Nick gives himself a description at the beginning of the novel that carries throughout the novel. However, should we question the ease and willingness in which he describes himself certainly does raise some red flags about whether or not he is being sincere or if he wants the reader to sympathize?
Apart from the geographical symbols, perhaps the two biggest symbols are Dr. T.J Eckleburg’s eyes and the green light that appears at the end of Daisy’s clock. How does Fitzgerald use these symbols to direct emotion and control in the novel’s major character?
There is nothing that is great about James Gatz (Gatsby) and the life he’s created around for himself is really nothing more than an illusion. Is Fitzgerald being ironic in the use of “great” in both the title and throughout the novel?
The novel has four essential locations – the valley of ashes, East Egg, West Egg and New York City – and each correspond to a particular character type or theme. How do the encounters between characters and these locations tell us about the novel as a whole?
The American dream in the 1920s was tremendously different from what people might consider of it today.

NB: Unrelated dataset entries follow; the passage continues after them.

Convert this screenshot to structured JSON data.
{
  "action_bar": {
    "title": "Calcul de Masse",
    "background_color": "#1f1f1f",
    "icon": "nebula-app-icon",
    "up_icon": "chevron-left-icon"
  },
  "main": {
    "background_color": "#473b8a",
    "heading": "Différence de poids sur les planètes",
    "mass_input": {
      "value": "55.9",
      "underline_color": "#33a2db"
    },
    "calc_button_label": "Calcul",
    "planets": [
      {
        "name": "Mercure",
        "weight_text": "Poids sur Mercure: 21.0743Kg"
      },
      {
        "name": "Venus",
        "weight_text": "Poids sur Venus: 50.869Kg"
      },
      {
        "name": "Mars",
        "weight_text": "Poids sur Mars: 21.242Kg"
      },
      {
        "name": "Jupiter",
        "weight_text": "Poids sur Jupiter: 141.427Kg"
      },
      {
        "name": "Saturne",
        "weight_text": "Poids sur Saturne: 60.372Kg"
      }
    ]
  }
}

How does the novel’s exploration of wealth and aspiration contribute to the notion of American ideals?
Does Fitzgerald write more of his life into the character of Gatsby or that of Nick? Or are Fitzgerald’s attributes and characteristics found in both Gatsby and Nick?